There’s a US marine biologist on BBC Radio 4 talking about the leatherback turtles that she and her team have been tagging. Apparently an adult leatherback grows to the size of a Volkswagen Beetle. Wikipedia concurs—and also points out that this makes the leatherback only the fourth largest reptile, after some crocodilians. I’m scared now.
25Nov08 — 7
Don’t be – running away is probably easy….
Is a Volkswagen Beetle to volume what Wales is to area?
Hmm. From this handy “Travel Safety—Crocodiles” Webpage:
Of course, if you’re there with me, Paulie, all I have to do is outrun you.
Other useful snippets from that page:
Apparently African crocs are more aggressive, but they’re smaller so you should concentrate on avoiding the hippos because they’re more dangerous, even though they…
There you go. Don’t let anyone tell you PooterGeek isn’t educational: Hippos are easy to see and don’t deliberately hide—presumably because the adults are the size of Volkswagen Beetles and there’s nothing bigger than they are for them to hide from (except perhaps humans with guns driving Land Rovers the size of Land Rovers).

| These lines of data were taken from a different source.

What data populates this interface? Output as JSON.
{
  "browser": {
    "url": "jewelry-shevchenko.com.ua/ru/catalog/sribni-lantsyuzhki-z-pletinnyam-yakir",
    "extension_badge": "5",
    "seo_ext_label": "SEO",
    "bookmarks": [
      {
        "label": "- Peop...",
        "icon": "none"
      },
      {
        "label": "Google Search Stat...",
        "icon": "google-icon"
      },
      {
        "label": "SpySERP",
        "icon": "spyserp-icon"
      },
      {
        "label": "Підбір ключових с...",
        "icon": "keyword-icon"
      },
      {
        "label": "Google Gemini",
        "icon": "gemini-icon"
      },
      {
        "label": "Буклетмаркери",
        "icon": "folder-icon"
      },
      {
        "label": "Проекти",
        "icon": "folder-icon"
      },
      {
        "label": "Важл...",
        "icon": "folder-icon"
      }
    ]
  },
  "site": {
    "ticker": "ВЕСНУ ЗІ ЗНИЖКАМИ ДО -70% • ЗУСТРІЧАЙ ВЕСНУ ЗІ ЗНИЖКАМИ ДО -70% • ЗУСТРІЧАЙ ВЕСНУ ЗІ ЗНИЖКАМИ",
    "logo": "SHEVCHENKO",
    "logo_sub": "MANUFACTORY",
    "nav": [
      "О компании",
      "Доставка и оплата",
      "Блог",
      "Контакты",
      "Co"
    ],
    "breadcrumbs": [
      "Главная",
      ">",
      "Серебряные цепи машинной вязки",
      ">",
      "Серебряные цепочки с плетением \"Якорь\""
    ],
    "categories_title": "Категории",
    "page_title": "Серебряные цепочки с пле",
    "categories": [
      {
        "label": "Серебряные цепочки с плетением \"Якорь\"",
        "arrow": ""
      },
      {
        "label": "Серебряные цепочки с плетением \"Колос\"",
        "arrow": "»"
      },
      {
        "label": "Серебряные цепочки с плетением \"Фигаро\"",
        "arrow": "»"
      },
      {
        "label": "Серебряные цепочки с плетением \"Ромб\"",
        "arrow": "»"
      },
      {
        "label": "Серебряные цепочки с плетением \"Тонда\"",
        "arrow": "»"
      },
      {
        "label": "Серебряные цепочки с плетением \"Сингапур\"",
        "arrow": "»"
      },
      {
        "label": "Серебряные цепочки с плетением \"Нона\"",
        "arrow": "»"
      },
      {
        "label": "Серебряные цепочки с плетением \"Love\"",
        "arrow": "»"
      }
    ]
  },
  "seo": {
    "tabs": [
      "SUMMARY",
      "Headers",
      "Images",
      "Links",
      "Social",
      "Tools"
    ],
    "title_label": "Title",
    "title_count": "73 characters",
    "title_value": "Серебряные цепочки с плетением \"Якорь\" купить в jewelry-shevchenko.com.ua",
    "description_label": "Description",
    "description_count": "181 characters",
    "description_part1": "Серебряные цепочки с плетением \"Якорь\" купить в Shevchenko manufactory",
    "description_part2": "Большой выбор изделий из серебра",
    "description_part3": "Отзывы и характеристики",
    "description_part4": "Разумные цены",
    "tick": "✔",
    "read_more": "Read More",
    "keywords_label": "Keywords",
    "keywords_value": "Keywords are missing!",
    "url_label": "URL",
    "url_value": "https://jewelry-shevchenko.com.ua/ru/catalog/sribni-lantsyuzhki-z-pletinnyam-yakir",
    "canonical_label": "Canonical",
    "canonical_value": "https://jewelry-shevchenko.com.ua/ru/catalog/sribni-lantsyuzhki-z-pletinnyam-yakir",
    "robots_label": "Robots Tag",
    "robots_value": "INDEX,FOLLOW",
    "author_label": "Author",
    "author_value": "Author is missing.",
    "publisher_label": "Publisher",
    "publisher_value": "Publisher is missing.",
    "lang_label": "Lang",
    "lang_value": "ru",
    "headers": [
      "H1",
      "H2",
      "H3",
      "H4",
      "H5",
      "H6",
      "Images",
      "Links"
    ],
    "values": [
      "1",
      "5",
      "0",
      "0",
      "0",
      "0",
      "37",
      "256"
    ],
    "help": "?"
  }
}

Hippos kill sharks by dragging them out of the water and jumping up and down on them.
If you’re attacked by a tiger, you must never, ever run. Run and you die. The best thing to do is to stand tall and raise your arms up high and scream at the tiger, in an attempt to persuade it that you are more dangerous than it. It’s all very well reading that at home, isn’t it, but, faced with the tiger, would you? I suspect I’d have a nagging sensation of “Was that genuine good advice or a hoax? I bet running does work.”

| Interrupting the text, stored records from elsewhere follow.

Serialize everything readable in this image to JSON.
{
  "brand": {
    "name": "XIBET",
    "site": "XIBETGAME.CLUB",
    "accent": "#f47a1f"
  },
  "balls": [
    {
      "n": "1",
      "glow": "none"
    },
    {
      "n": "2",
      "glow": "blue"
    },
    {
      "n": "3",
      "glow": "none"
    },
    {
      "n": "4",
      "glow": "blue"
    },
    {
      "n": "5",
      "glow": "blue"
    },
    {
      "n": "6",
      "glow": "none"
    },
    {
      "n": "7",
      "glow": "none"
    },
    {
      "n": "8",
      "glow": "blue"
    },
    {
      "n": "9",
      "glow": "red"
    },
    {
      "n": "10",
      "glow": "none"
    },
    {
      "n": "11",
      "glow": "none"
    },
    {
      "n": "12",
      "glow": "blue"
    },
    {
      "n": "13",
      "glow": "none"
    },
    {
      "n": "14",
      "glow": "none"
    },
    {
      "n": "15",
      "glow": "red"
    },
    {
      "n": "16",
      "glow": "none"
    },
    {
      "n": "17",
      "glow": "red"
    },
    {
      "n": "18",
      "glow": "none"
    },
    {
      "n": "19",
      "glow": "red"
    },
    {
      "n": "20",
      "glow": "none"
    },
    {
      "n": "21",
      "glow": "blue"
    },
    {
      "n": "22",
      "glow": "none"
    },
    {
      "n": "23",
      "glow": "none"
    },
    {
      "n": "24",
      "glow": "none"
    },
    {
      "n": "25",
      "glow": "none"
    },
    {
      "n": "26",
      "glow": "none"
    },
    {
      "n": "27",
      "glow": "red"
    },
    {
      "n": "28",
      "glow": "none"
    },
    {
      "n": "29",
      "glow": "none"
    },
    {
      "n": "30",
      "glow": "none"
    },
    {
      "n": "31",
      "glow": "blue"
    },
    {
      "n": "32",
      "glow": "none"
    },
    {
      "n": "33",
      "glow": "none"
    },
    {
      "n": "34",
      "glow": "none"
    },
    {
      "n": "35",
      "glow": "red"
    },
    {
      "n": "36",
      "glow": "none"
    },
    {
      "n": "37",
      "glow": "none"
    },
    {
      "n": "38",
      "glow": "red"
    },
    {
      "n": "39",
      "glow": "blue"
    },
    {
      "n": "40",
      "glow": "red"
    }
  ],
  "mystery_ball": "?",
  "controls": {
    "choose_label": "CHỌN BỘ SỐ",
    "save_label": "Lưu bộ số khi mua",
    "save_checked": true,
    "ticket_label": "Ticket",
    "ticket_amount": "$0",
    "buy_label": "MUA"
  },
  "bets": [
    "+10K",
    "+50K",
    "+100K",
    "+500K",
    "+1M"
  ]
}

I think I could just about manage the screaming part.
“GI Hippos versus Nazi Sharks in the Ancient Land of the Pyramids” would probably be the ultimate Discovery Channel documentary sequence.
Volume used to be measured in double-decker London buses until the bendy ones replaced them. That’s ZaNuLab’s Britain for you. Next thing you know, they’ll replace the traditional English football pitch as the standard unit of length with the Eiffel Tower.

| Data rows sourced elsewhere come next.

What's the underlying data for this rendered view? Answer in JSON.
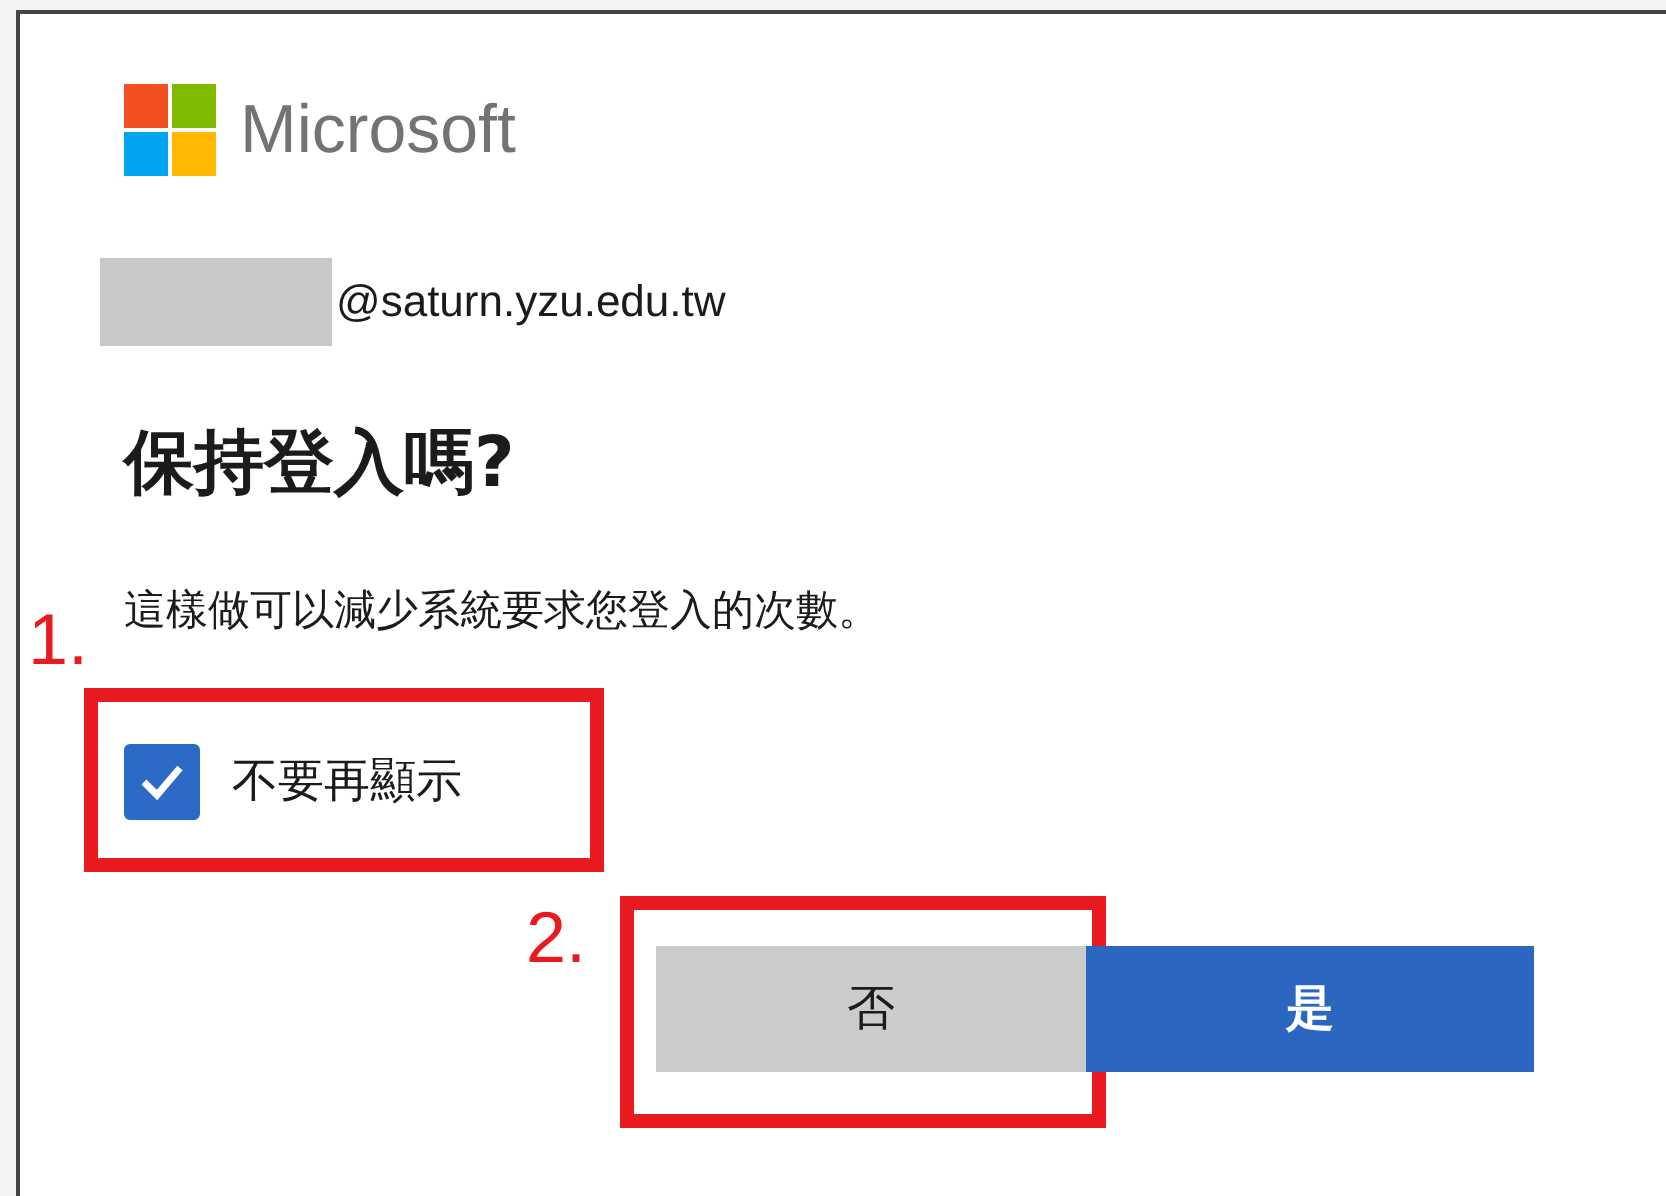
{
  "logo": {
    "text": "Microsoft"
  },
  "account": {
    "email": "@saturn.yzu.edu.tw"
  },
  "title": "保持登入嗎?",
  "description": "這樣做可以減少系統要求您登入的次數。",
  "checkbox": {
    "label": "不要再顯示",
    "checked": true,
    "annotation": "1."
  },
  "buttons": [
    {
      "label": "否",
      "kind": "secondary",
      "annotation": "2."
    },
    {
      "label": "是",
      "kind": "primary"
    }
  ]
}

We have lots of similar advice here on Sakhalin for bear encounters, which kill at least half a dozen people each year.
I can’t remember it very well, but you’re supposed to run if it’s hungry and play dead if it’s not, and you tell by either asking it politely or listening carefully for ursine belly rumblings. From what I can gather, most people who get attacked by a bear are extremely fortunate if they escape with horrific injuries. These things live a just a few hundred yards into the woods surrounding our work sites and town.